It turned out to be a misguided decision as the Q&A went from a calm set of pre-submitted audience questions to a chaotic free-for-all. The rest of the cast followed Yeunâ€™s lead and came out to the crowd to take questions.
The fans ate them up like, well, zombies. The questions mainly consisted of silly fanboy inquiries ("How would you do in a zombie apocalypse?" "Will you party with us later?"), which were loudly booed down by the fans. Questions and answers were yelled over one another. Reedus disappeared entirely.
The evening turned to mayhem, but it was always fun, memorable mayhem, and the game cast made the best out of the crazy crowd. Iâ€™m sure theyâ€™d rather deal with some overeager hooligans than a bunch of dead-eyed walkers.Â
No Talkbacks for this article.
Post your comment/review now
Disclaimer: Please note that Facebook comments are posted through Facebook and cannot be approved, edited or declined by OnMilwaukee.com. The opinions expressed in Facebook comments do not necessarily reflect those of OnMilwaukee.com or its staff.
Recent Articles & Blogs by Matt Mueller
Published April 27, 2016
The Milwaukee Film Festival may still be months away, but that doesn't mean awesome things aren't happening at Milwaukee Film. Take, for instance, yesterday, when news broke that the organization was chosen to receive a $10,000 grant from AMPAS.
Published April 25, 2016
We're still all broken up about the sudden, shocking death of Prince. Thankfully, several Milwaukee venues are offering opportunities to continue the Prince mourning process this week and pay tribute to his artistic genius in both music and movies.
Published April 24, 2016
Mere hours after the news broke about Prince's shocking, sudden death, I chatted with Frightened Rabbit drummer Grant Hutchison about our favorite Prince memories and music moments, as well as the making of the Scottish indie rock band's new album.
Published April 22, 2016

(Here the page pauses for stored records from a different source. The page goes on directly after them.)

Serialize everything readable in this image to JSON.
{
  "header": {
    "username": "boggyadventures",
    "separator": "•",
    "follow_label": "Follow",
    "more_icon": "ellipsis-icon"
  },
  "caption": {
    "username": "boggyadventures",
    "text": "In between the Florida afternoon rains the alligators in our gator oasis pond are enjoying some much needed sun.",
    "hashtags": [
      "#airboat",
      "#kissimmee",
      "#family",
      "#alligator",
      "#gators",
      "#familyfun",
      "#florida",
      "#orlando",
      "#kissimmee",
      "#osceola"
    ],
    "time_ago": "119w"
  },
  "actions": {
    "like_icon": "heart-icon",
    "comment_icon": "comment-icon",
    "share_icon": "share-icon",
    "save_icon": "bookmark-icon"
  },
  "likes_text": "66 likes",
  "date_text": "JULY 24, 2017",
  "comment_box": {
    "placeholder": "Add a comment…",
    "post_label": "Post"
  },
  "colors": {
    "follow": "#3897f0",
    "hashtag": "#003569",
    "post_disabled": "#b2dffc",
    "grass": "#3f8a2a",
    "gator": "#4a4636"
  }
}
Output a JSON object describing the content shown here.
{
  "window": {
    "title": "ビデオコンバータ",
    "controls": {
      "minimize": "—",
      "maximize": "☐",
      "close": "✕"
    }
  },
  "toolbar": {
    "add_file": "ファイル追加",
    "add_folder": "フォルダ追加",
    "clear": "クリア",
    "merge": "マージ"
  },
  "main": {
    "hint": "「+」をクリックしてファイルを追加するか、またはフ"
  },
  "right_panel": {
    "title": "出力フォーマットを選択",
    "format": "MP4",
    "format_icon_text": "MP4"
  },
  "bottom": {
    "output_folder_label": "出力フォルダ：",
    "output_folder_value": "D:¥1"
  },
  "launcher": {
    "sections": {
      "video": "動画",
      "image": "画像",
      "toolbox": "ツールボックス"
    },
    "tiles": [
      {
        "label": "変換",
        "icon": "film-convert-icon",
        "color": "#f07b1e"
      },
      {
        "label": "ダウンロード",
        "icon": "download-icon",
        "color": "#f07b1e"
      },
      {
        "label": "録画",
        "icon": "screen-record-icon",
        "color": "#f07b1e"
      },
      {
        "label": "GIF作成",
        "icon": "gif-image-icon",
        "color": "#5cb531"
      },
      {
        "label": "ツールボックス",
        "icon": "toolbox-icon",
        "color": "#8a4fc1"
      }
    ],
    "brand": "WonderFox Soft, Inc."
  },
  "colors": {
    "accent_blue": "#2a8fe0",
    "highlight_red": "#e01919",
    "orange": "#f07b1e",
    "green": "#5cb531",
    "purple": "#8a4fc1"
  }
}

The weather is getting nicer. Baseball has begun. Yep, summer is here, and you know what that means: Time to head indoors to a dark theater to watch movies! Here's what to expect from this year's summer slate.
Published April 21, 2016
David Bowie. Merle Haggard. George Martin. Phife. Glenn Frey - 2016 has been exceptionally cruel and brutal in taking away some of our most universally beloved musicians and cultural icons. This morning, it unfortunately added to its list: Prince.
Published April 20, 2016
Gary Tanin has a special friendship with David Bowie's longtime producer Tony Visconti, one started on a CompuServe chat room back in 1993. Two decades later, their friendship has endured - and led to Tanin producing the debut record for singer-songwriter Jack Spann.
Published April 19, 2016
It's coming up on almost a year since WTMJ-TV anchor Mike Jacobs retired, and a replacement has still yet to be named. There are Internet rumors and rumblings, however, that the spot may soon be officially filled - and by a familiar face. And now we know.
Published April 19, 2016
The St. Louis Cardinals are the worst. Thankfully, the merry pranksters of sports journalism at Deadspin agree and, thus far, have decided to dedicate a post about every single Cardinal loss this season. Schadenfreude away, rest of the MLB!
Published April 18, 2016
Jim Gaffigan is no stranger to Milwaukee, and based on a video posted to the comic's Instagram earlier today, it would seem that Milwaukee love has rubbed off a bit on his daughter.
Published April 18, 2016
Mondays are the worst, so here's a photo of Aaron Rodgers and Chris Pratt hanging out and grilling steaks and just being the coolest fishing buddies in the entire world to make everything seem a little bit better.